Data items
------------------------
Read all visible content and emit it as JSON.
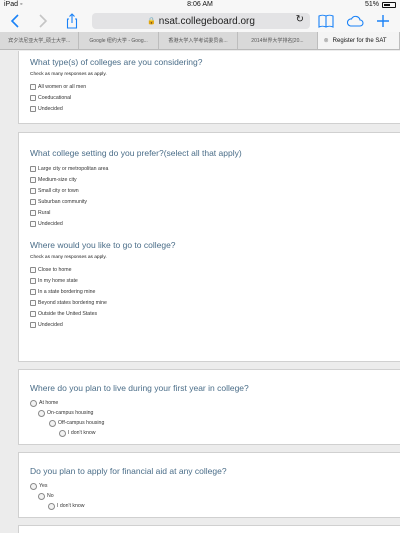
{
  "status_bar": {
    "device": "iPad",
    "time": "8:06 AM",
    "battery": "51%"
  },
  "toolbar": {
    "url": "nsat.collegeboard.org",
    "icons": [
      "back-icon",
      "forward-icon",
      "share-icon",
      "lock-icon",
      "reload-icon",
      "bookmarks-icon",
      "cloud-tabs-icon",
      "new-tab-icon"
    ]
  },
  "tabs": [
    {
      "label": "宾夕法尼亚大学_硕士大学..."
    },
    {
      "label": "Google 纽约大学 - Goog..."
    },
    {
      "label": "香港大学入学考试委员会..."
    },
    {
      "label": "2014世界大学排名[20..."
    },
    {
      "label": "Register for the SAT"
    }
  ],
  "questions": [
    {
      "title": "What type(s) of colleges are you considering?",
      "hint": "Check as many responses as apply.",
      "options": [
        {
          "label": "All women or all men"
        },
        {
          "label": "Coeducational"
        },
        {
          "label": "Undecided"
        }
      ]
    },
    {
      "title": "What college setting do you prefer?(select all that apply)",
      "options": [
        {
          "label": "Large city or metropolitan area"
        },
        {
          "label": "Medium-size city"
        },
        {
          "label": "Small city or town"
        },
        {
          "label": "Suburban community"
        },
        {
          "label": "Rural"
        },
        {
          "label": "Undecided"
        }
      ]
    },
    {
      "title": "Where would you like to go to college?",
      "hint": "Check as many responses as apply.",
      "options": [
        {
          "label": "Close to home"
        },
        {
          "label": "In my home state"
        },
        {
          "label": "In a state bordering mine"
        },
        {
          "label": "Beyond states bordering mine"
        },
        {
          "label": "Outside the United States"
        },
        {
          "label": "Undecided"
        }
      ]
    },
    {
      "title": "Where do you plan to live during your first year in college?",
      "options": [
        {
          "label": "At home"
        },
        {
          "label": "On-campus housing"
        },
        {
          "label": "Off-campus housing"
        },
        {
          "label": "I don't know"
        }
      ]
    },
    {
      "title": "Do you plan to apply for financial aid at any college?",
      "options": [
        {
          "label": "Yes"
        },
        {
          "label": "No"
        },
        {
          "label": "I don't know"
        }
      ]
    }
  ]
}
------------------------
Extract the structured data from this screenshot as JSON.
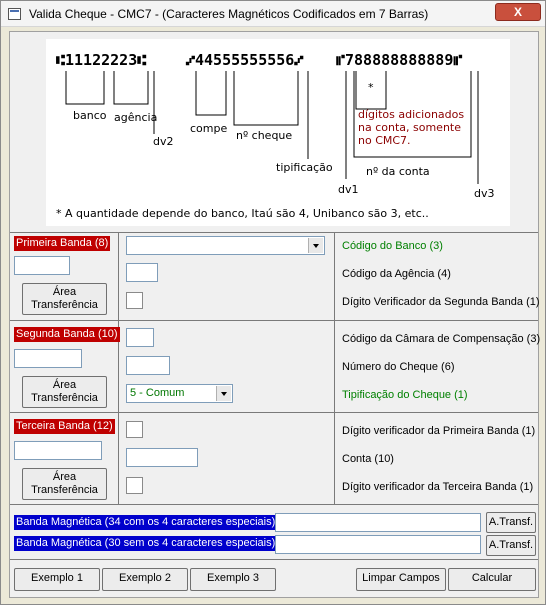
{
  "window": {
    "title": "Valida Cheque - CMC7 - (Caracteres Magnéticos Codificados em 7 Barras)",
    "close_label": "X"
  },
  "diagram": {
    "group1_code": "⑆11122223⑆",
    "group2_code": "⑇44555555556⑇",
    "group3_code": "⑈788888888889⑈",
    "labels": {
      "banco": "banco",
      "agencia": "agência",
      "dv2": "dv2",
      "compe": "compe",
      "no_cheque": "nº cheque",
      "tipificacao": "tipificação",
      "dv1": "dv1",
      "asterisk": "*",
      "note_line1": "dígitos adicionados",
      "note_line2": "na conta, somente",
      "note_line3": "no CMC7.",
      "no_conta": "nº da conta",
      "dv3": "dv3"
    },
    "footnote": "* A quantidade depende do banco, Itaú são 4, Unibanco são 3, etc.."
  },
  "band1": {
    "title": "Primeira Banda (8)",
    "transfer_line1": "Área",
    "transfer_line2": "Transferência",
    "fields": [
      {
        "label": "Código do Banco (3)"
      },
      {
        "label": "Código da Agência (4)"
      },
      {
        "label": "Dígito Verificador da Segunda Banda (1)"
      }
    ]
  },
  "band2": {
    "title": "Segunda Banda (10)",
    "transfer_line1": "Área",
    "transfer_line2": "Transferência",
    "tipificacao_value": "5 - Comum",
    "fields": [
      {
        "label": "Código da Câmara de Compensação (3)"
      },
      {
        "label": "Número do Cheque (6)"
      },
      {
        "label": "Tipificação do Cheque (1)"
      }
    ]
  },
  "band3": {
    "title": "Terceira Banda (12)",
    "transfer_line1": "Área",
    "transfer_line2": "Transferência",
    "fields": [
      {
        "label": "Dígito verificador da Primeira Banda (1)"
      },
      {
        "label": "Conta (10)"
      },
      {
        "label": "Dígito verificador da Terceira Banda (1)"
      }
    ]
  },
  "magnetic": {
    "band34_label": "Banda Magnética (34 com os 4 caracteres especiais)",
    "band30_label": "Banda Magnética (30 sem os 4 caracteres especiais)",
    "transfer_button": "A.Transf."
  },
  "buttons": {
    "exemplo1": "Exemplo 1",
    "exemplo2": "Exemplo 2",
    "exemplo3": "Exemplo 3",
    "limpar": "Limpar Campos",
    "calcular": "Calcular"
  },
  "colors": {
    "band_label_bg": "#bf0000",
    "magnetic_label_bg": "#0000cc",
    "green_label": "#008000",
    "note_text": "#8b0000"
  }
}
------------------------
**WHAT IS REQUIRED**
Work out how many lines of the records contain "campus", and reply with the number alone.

**TASK RESPONSE**
2